Recently developed in Lombardy, the Italian region at the center of Italy’s coronavirus outbreak by a group of Italian psychologists (https://become-hub.com/en/), it has been designed keeping in mind that providing psychological relief to so many (Lombardy population is >8 million inhabitants) over such a large geographical area would be complex. In fact, to experience it, any smartphone or tablet/PC will work. However, to fully experience the psychological benefits of being in a digital place, a cardboard headset is also necessary, including those sold for 15–30 USD in different digital marketplaces.

Here’s a three-minute YouTube that outlines the process and the app:

The app comes with a detailed, 19-page protocol; instructions are available in a variety of languages, including English:


To start the self-help experience you need:

For more info about the rationale of using VR and the science behind the protocol, you can check the different links provided.


The app is unfortunately only available via cellphone-based VR, not the Oculus Quest or any other VR headsets. For further information, please refer to the COVID Feel Good website.

This project is yet another example of how virtual reality can be used as a way to treat people who are struggling with mental health issues. an area where more and more research is being conducted every day at universities around the world. If you are interested in Dr. Riva’s work, he has also written the following research article:

Riva, G., Mantovani, F., & Wiederhold, B. K. (2020). Positive technology and COVID-19. Cyberpsychology, Behavior, and Social Networking, 23(9), 581–587.

Image by Pexels from Pixabay

iLRN Is Hosting the 19th IEEE International Symposium on Mixed and Augmented Reality (ISMAR 2020) in VirBELA, November 9th to 13th, 2020

The IEEE International Symposium on Mixed and Augmented Reality (ISMAR) is the premier conference for Augmented Reality (AR) and Mixed Reality (MR). ISMAR explores the advances in commercial and research activities related to AR and MR and Virtual Reality (VR) by continuing the expansion of its scope over the past several years. The symposium is organized and supported by the IEEE Computer Society, IEEE VGTC and ACM SIGGRAPH.

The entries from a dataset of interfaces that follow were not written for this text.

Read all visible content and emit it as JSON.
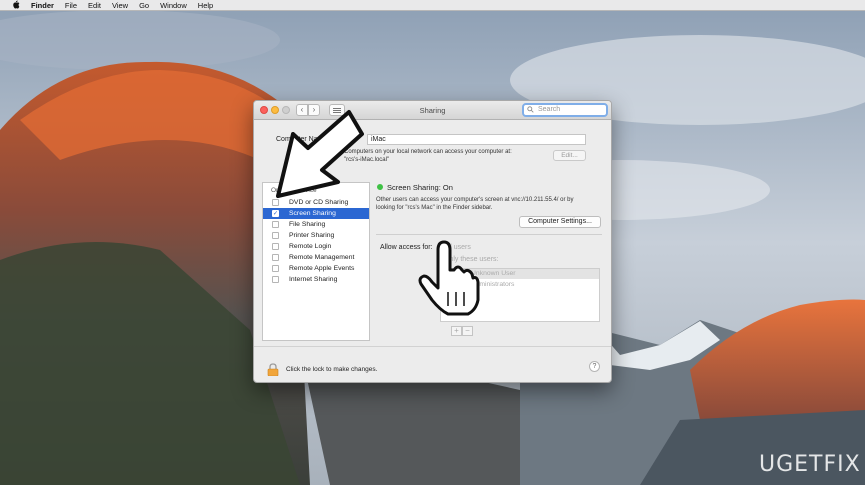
{
  "menubar": {
    "app_name": "Finder",
    "items": [
      "File",
      "Edit",
      "View",
      "Go",
      "Window",
      "Help"
    ]
  },
  "window": {
    "title": "Sharing",
    "search_placeholder": "Search"
  },
  "computer": {
    "name_label": "Computer Name:",
    "name_value": "iMac",
    "network_line1": "Computers on your local network can access your computer at:",
    "network_line2": "\"rcs's-iMac.local\"",
    "edit_label": "Edit..."
  },
  "services": {
    "header_on": "On",
    "header_service": "Service",
    "items": [
      {
        "label": "DVD or CD Sharing",
        "checked": false,
        "selected": false
      },
      {
        "label": "Screen Sharing",
        "checked": true,
        "selected": true
      },
      {
        "label": "File Sharing",
        "checked": false,
        "selected": false
      },
      {
        "label": "Printer Sharing",
        "checked": false,
        "selected": false
      },
      {
        "label": "Remote Login",
        "checked": false,
        "selected": false
      },
      {
        "label": "Remote Management",
        "checked": false,
        "selected": false
      },
      {
        "label": "Remote Apple Events",
        "checked": false,
        "selected": false
      },
      {
        "label": "Internet Sharing",
        "checked": false,
        "selected": false
      }
    ]
  },
  "detail": {
    "status": "Screen Sharing: On",
    "desc_line1": "Other users can access your computer's screen at vnc://10.211.55.4/ or by",
    "desc_line2": "looking for \"rcs's Mac\" in the Finder sidebar.",
    "computer_settings_label": "Computer Settings...",
    "allow_access_label": "Allow access for:",
    "all_users": "All users",
    "only_these_users": "Only these users:",
    "users": [
      "Unknown User",
      "Administrators"
    ],
    "add_label": "+",
    "remove_label": "−"
  },
  "footer": {
    "lock_text": "Click the lock to make changes.",
    "help_label": "?"
  },
  "watermark": {
    "text_a": "UG",
    "text_b": "ET",
    "text_c": "FIX"
  },
  "colors": {
    "selection": "#2b67d2",
    "status_on": "#3fc145",
    "search_ring": "#80aee8"
  }
}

Here are the virtual conference details from an email I received:


The Immersive Learning Research Network (iLRN) is proud to be hosting the 19th IEEE International Symposium on Mixed and Augmented Reality (ISMAR 2020) on our iLRN Virtual Campus, powered by VirBELA, and to be supporting the conference as a Gold Sponsor. ISMAR is the premier technical and scientific research conference on AR and MR technologies. There is still time to register for this exciting conference!

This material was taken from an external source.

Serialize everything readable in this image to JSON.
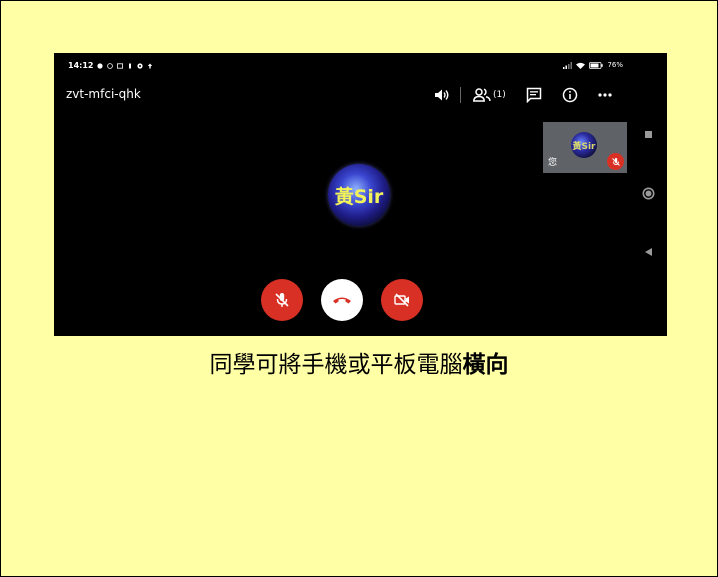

Come along to learn from and interact with researchers from all over the world, who will be sharing the latest advances in the field. In addition, through an immersive experience, you will have the opportunity to enjoy Brazilian cultural attractions in a unique and unforgettable way!

Note: The iLRN Virtual Campus is accessible either (a) in desktop mode on a PC or Mac; or (b) using a tethered PC VR headset (HTC Vive, Windows Mixed Reality, Oculus Rift, Oculus Quest with Link Cable). Sessions will also be streamed on YouTube Live.

Here’s a link to the official conference website with all the details.

The cost to attend this virtual conference is only US$50 for IEEE members, and US$60 for non-members. Here is registration information for the conference.